Elizabeth George has written another interesting page turner. However, I can't help but remember back to the earlier Inspector Lynley books - the wonderful character development of this thoughtful and kind man, the developing love relationship between Lynley and Helen, and his appreciative and accepting team-up with Barbara Havers. In this new book George seems to have felt that she needed to include all kinds of sexual arrangements and dialogue to interest the reader. She included everything from nymphomania and marital affairs to homosexuality, identity gender disorder and child pornography. I missed the educated, high classed, well-bred inspector who preferred solving crimes to an indolent life of luxury. There is an ample amount of human motivation and behavior to make a good story without having to haul out so much of the seamier side of life! Actually this book was less about Inspector Lynley and more about a number of disturbed and not very admirable characters!
Another literary success
As always, Elizabeth George manages to introduce characters so individually real that one almost expects to run into them unexpectedly and to know them as if long time acquaintances. The continuing background drama of Tommy, Barbara, Deborah, and St. James provides a familiarity that makes it hard to wait for the next book to unfold. Each challenge awaiting these four seems so uniquely different that it is hard to imagine what she will think of next.
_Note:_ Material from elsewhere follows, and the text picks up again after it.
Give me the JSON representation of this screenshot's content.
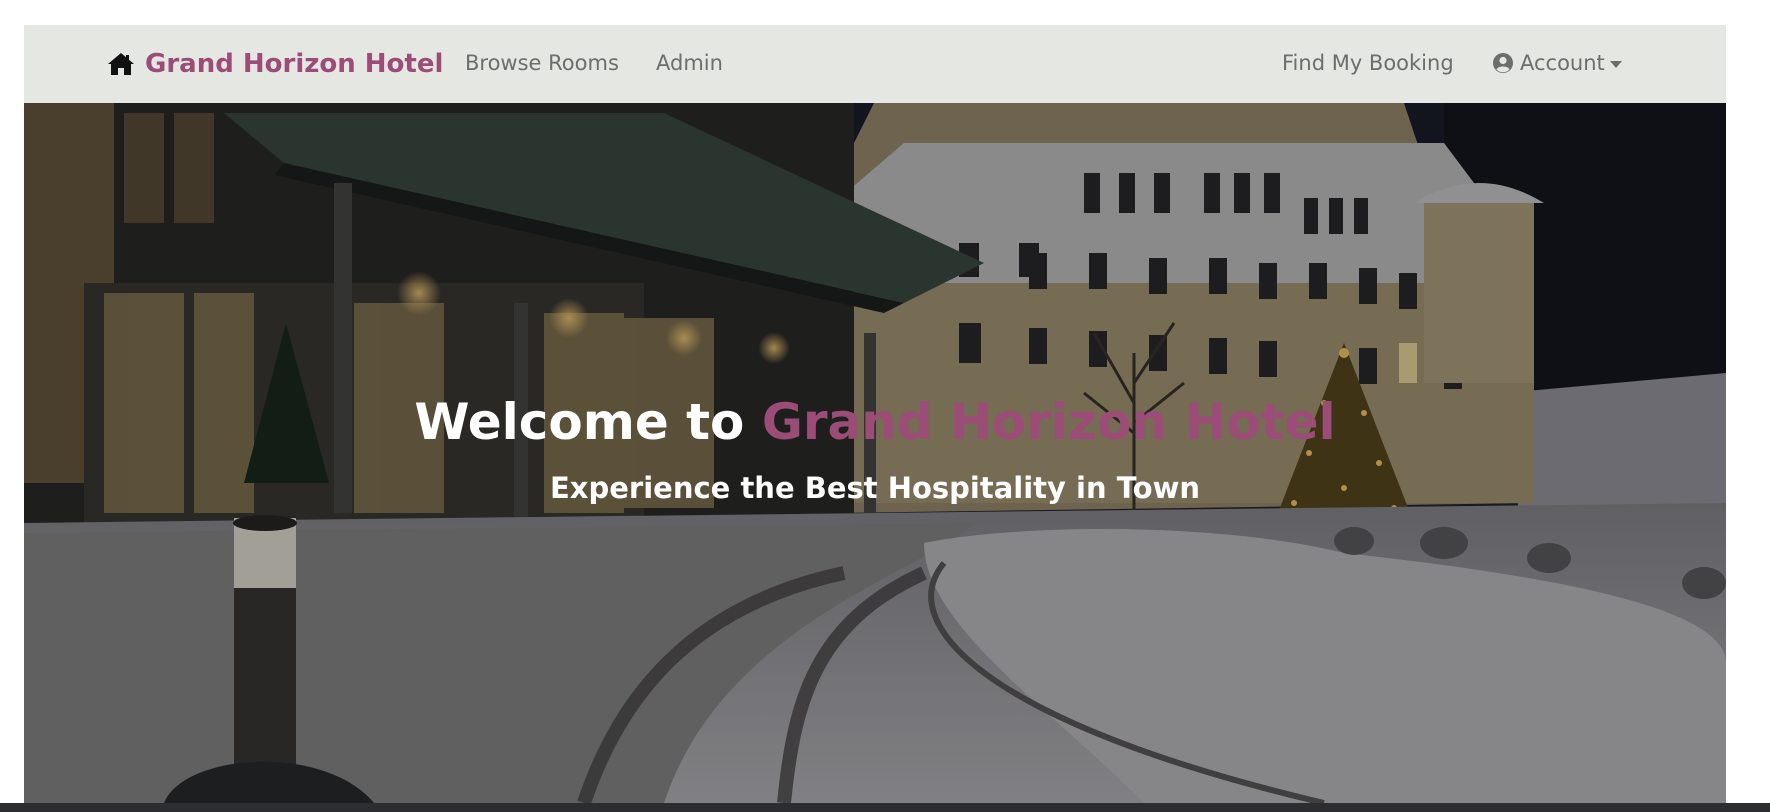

Yet the situations are believable -- but never predictable.
Another winner and one that is highly recommended.
Believing The Lie
A good read but not up to Ms. George's usual standards. Turned into a soap opera - so disappointed.